--- Data in this exercise ---
[Start of Attachment]
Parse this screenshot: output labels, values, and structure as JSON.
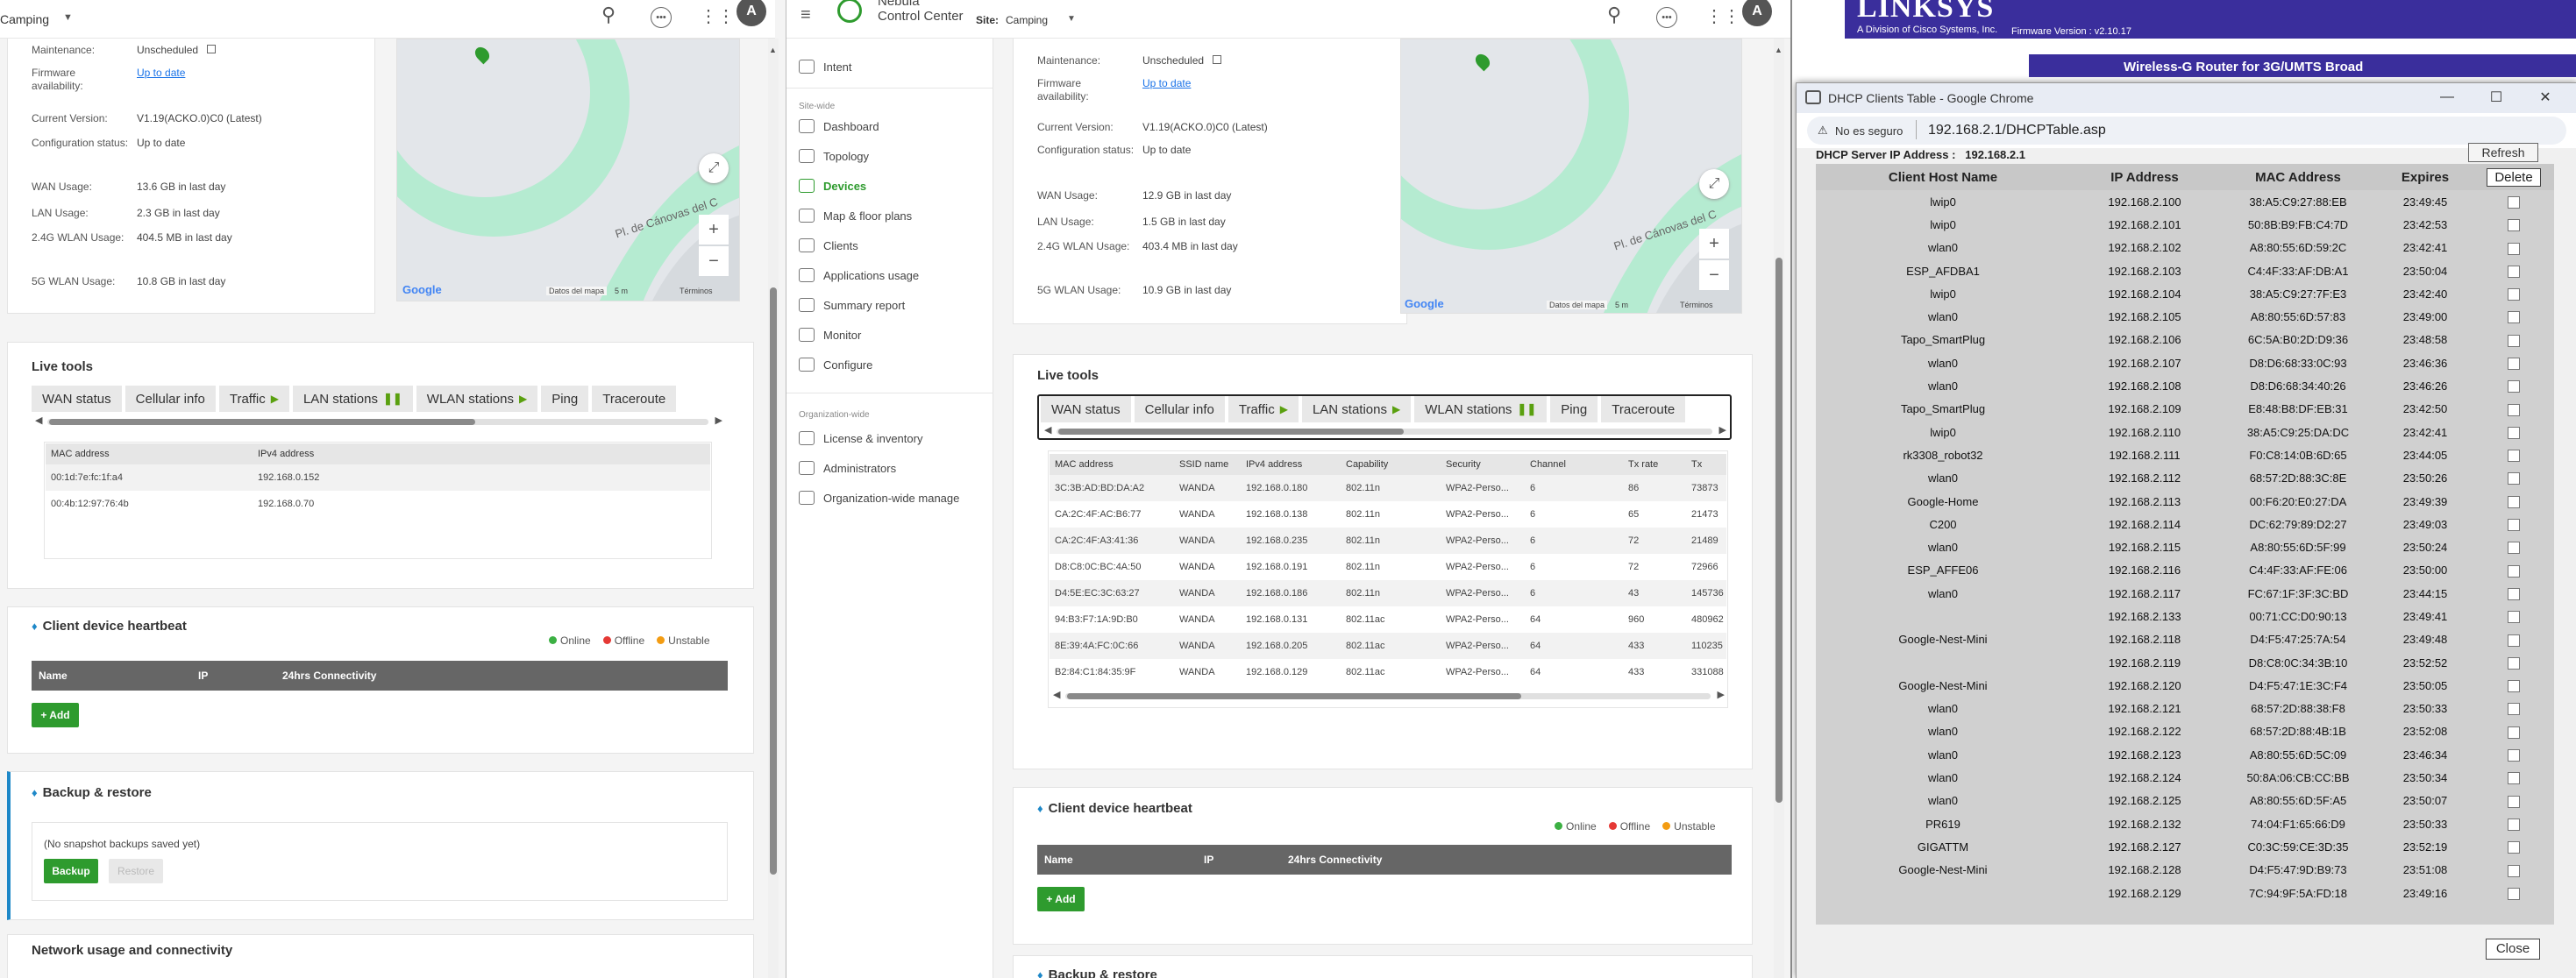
{
  "left": {
    "site_label": "Camping",
    "details": [
      {
        "label": "Maintenance:",
        "value": "Unscheduled"
      },
      {
        "label": "Firmware availability:",
        "value": "Up to date"
      },
      {
        "label": "Current Version:",
        "value": "V1.19(ACKO.0)C0 (Latest)"
      },
      {
        "label": "Configuration status:",
        "value": "Up to date"
      },
      {
        "label": "WAN Usage:",
        "value": "13.6 GB in last day"
      },
      {
        "label": "LAN Usage:",
        "value": "2.3 GB in last day"
      },
      {
        "label": "2.4G WLAN Usage:",
        "value": "404.5 MB in last day"
      },
      {
        "label": "5G WLAN Usage:",
        "value": "10.8 GB in last day"
      }
    ],
    "map": {
      "street": "Pl. de Cánovas del C",
      "google": "Google",
      "attribution": "Datos del mapa",
      "scale": "5 m",
      "terms": "Términos"
    },
    "live_tools_title": "Live tools",
    "tabs": [
      "WAN status",
      "Cellular info",
      "Traffic",
      "LAN stations",
      "WLAN stations",
      "Ping",
      "Traceroute"
    ],
    "lan_table": {
      "headers": [
        "MAC address",
        "IPv4 address"
      ],
      "rows": [
        [
          "00:1d:7e:fc:1f:a4",
          "192.168.0.152"
        ],
        [
          "00:4b:12:97:76:4b",
          "192.168.0.70"
        ]
      ]
    },
    "heartbeat": {
      "title": "Client device heartbeat",
      "legend": [
        "Online",
        "Offline",
        "Unstable"
      ],
      "headers": [
        "Name",
        "IP",
        "24hrs Connectivity"
      ],
      "add": "+ Add"
    },
    "backup": {
      "title": "Backup & restore",
      "empty": "(No snapshot backups saved yet)",
      "backup_btn": "Backup",
      "restore_btn": "Restore"
    },
    "network_title": "Network usage and connectivity"
  },
  "middle": {
    "brand_line1": "Nebula",
    "brand_line2": "Control Center",
    "site_prefix": "Site:",
    "site_label": "Camping",
    "sidebar": {
      "intent": "Intent",
      "section_site": "Site-wide",
      "items": [
        "Dashboard",
        "Topology",
        "Devices",
        "Map & floor plans",
        "Clients",
        "Applications usage",
        "Summary report",
        "Monitor",
        "Configure"
      ],
      "section_org": "Organization-wide",
      "org_items": [
        "License & inventory",
        "Administrators",
        "Organization-wide manage"
      ]
    },
    "details": [
      {
        "label": "Maintenance:",
        "value": "Unscheduled"
      },
      {
        "label": "Firmware availability:",
        "value": "Up to date"
      },
      {
        "label": "Current Version:",
        "value": "V1.19(ACKO.0)C0 (Latest)"
      },
      {
        "label": "Configuration status:",
        "value": "Up to date"
      },
      {
        "label": "WAN Usage:",
        "value": "12.9 GB in last day"
      },
      {
        "label": "LAN Usage:",
        "value": "1.5 GB in last day"
      },
      {
        "label": "2.4G WLAN Usage:",
        "value": "403.4 MB in last day"
      },
      {
        "label": "5G WLAN Usage:",
        "value": "10.9 GB in last day"
      }
    ],
    "map": {
      "street": "Pl. de Cánovas del C",
      "google": "Google",
      "attribution": "Datos del mapa",
      "scale": "5 m",
      "terms": "Términos"
    },
    "live_tools_title": "Live tools",
    "tabs": [
      "WAN status",
      "Cellular info",
      "Traffic",
      "LAN stations",
      "WLAN stations",
      "Ping",
      "Traceroute"
    ],
    "wlan_table": {
      "headers": [
        "MAC address",
        "SSID name",
        "IPv4 address",
        "Capability",
        "Security",
        "Channel",
        "Tx rate",
        "Tx"
      ],
      "rows": [
        [
          "3C:3B:AD:BD:DA:A2",
          "WANDA",
          "192.168.0.180",
          "802.11n",
          "WPA2-Perso...",
          "6",
          "86",
          "73873"
        ],
        [
          "CA:2C:4F:AC:B6:77",
          "WANDA",
          "192.168.0.138",
          "802.11n",
          "WPA2-Perso...",
          "6",
          "65",
          "21473"
        ],
        [
          "CA:2C:4F:A3:41:36",
          "WANDA",
          "192.168.0.235",
          "802.11n",
          "WPA2-Perso...",
          "6",
          "72",
          "21489"
        ],
        [
          "D8:C8:0C:BC:4A:50",
          "WANDA",
          "192.168.0.191",
          "802.11n",
          "WPA2-Perso...",
          "6",
          "72",
          "72966"
        ],
        [
          "D4:5E:EC:3C:63:27",
          "WANDA",
          "192.168.0.186",
          "802.11n",
          "WPA2-Perso...",
          "6",
          "43",
          "145736"
        ],
        [
          "94:B3:F7:1A:9D:B0",
          "WANDA",
          "192.168.0.131",
          "802.11ac",
          "WPA2-Perso...",
          "64",
          "960",
          "480962"
        ],
        [
          "8E:39:4A:FC:0C:66",
          "WANDA",
          "192.168.0.205",
          "802.11ac",
          "WPA2-Perso...",
          "64",
          "433",
          "110235"
        ],
        [
          "B2:84:C1:84:35:9F",
          "WANDA",
          "192.168.0.129",
          "802.11ac",
          "WPA2-Perso...",
          "64",
          "433",
          "331088"
        ]
      ]
    },
    "heartbeat": {
      "title": "Client device heartbeat",
      "legend": [
        "Online",
        "Offline",
        "Unstable"
      ],
      "headers": [
        "Name",
        "IP",
        "24hrs Connectivity"
      ],
      "add": "+ Add"
    },
    "backup_title": "Backup & restore"
  },
  "right": {
    "brand": "LINKSYS",
    "brand_sub": "A Division of Cisco Systems, Inc.",
    "firmware": "Firmware Version : v2.10.17",
    "router_title": "Wireless-G Router for 3G/UMTS Broad",
    "popup_title": "DHCP Clients Table - Google Chrome",
    "not_secure": "No es seguro",
    "url": "192.168.2.1/DHCPTable.asp",
    "server_label": "DHCP Server IP Address :",
    "server_ip": "192.168.2.1",
    "refresh": "Refresh",
    "delete": "Delete",
    "close": "Close",
    "headers": [
      "Client Host Name",
      "IP Address",
      "MAC Address",
      "Expires"
    ],
    "rows": [
      [
        "lwip0",
        "192.168.2.100",
        "38:A5:C9:27:88:EB",
        "23:49:45"
      ],
      [
        "lwip0",
        "192.168.2.101",
        "50:8B:B9:FB:C4:7D",
        "23:42:53"
      ],
      [
        "wlan0",
        "192.168.2.102",
        "A8:80:55:6D:59:2C",
        "23:42:41"
      ],
      [
        "ESP_AFDBA1",
        "192.168.2.103",
        "C4:4F:33:AF:DB:A1",
        "23:50:04"
      ],
      [
        "lwip0",
        "192.168.2.104",
        "38:A5:C9:27:7F:E3",
        "23:42:40"
      ],
      [
        "wlan0",
        "192.168.2.105",
        "A8:80:55:6D:57:83",
        "23:49:00"
      ],
      [
        "Tapo_SmartPlug",
        "192.168.2.106",
        "6C:5A:B0:2D:D9:36",
        "23:48:58"
      ],
      [
        "wlan0",
        "192.168.2.107",
        "D8:D6:68:33:0C:93",
        "23:46:36"
      ],
      [
        "wlan0",
        "192.168.2.108",
        "D8:D6:68:34:40:26",
        "23:46:26"
      ],
      [
        "Tapo_SmartPlug",
        "192.168.2.109",
        "E8:48:B8:DF:EB:31",
        "23:42:50"
      ],
      [
        "lwip0",
        "192.168.2.110",
        "38:A5:C9:25:DA:DC",
        "23:42:41"
      ],
      [
        "rk3308_robot32",
        "192.168.2.111",
        "F0:C8:14:0B:6D:65",
        "23:44:05"
      ],
      [
        "wlan0",
        "192.168.2.112",
        "68:57:2D:88:3C:8E",
        "23:50:26"
      ],
      [
        "Google-Home",
        "192.168.2.113",
        "00:F6:20:E0:27:DA",
        "23:49:39"
      ],
      [
        "C200",
        "192.168.2.114",
        "DC:62:79:89:D2:27",
        "23:49:03"
      ],
      [
        "wlan0",
        "192.168.2.115",
        "A8:80:55:6D:5F:99",
        "23:50:24"
      ],
      [
        "ESP_AFFE06",
        "192.168.2.116",
        "C4:4F:33:AF:FE:06",
        "23:50:00"
      ],
      [
        "wlan0",
        "192.168.2.117",
        "FC:67:1F:3F:3C:BD",
        "23:44:15"
      ],
      [
        "",
        "192.168.2.133",
        "00:71:CC:D0:90:13",
        "23:49:41"
      ],
      [
        "Google-Nest-Mini",
        "192.168.2.118",
        "D4:F5:47:25:7A:54",
        "23:49:48"
      ],
      [
        "",
        "192.168.2.119",
        "D8:C8:0C:34:3B:10",
        "23:52:52"
      ],
      [
        "Google-Nest-Mini",
        "192.168.2.120",
        "D4:F5:47:1E:3C:F4",
        "23:50:05"
      ],
      [
        "wlan0",
        "192.168.2.121",
        "68:57:2D:88:38:F8",
        "23:50:33"
      ],
      [
        "wlan0",
        "192.168.2.122",
        "68:57:2D:88:4B:1B",
        "23:52:08"
      ],
      [
        "wlan0",
        "192.168.2.123",
        "A8:80:55:6D:5C:09",
        "23:46:34"
      ],
      [
        "wlan0",
        "192.168.2.124",
        "50:8A:06:CB:CC:BB",
        "23:50:34"
      ],
      [
        "wlan0",
        "192.168.2.125",
        "A8:80:55:6D:5F:A5",
        "23:50:07"
      ],
      [
        "PR619",
        "192.168.2.132",
        "74:04:F1:65:66:D9",
        "23:50:33"
      ],
      [
        "GIGATTM",
        "192.168.2.127",
        "C0:3C:59:CE:3D:35",
        "23:52:19"
      ],
      [
        "Google-Nest-Mini",
        "192.168.2.128",
        "D4:F5:47:9D:B9:73",
        "23:51:08"
      ],
      [
        "",
        "192.168.2.129",
        "7C:94:9F:5A:FD:18",
        "23:49:16"
      ]
    ]
  },
  "colors": {
    "accent": "#2e9b2e",
    "online": "#3cb043",
    "offline": "#e53935",
    "unstable": "#f39c12",
    "map_green": "#b5ebd1",
    "linksys_blue": "#3a2e9c"
  }
}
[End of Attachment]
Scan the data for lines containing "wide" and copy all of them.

--- Problem solution ---
      "section_site": "Site-wide",
      "section_org": "Organization-wide",
        "Organization-wide manage"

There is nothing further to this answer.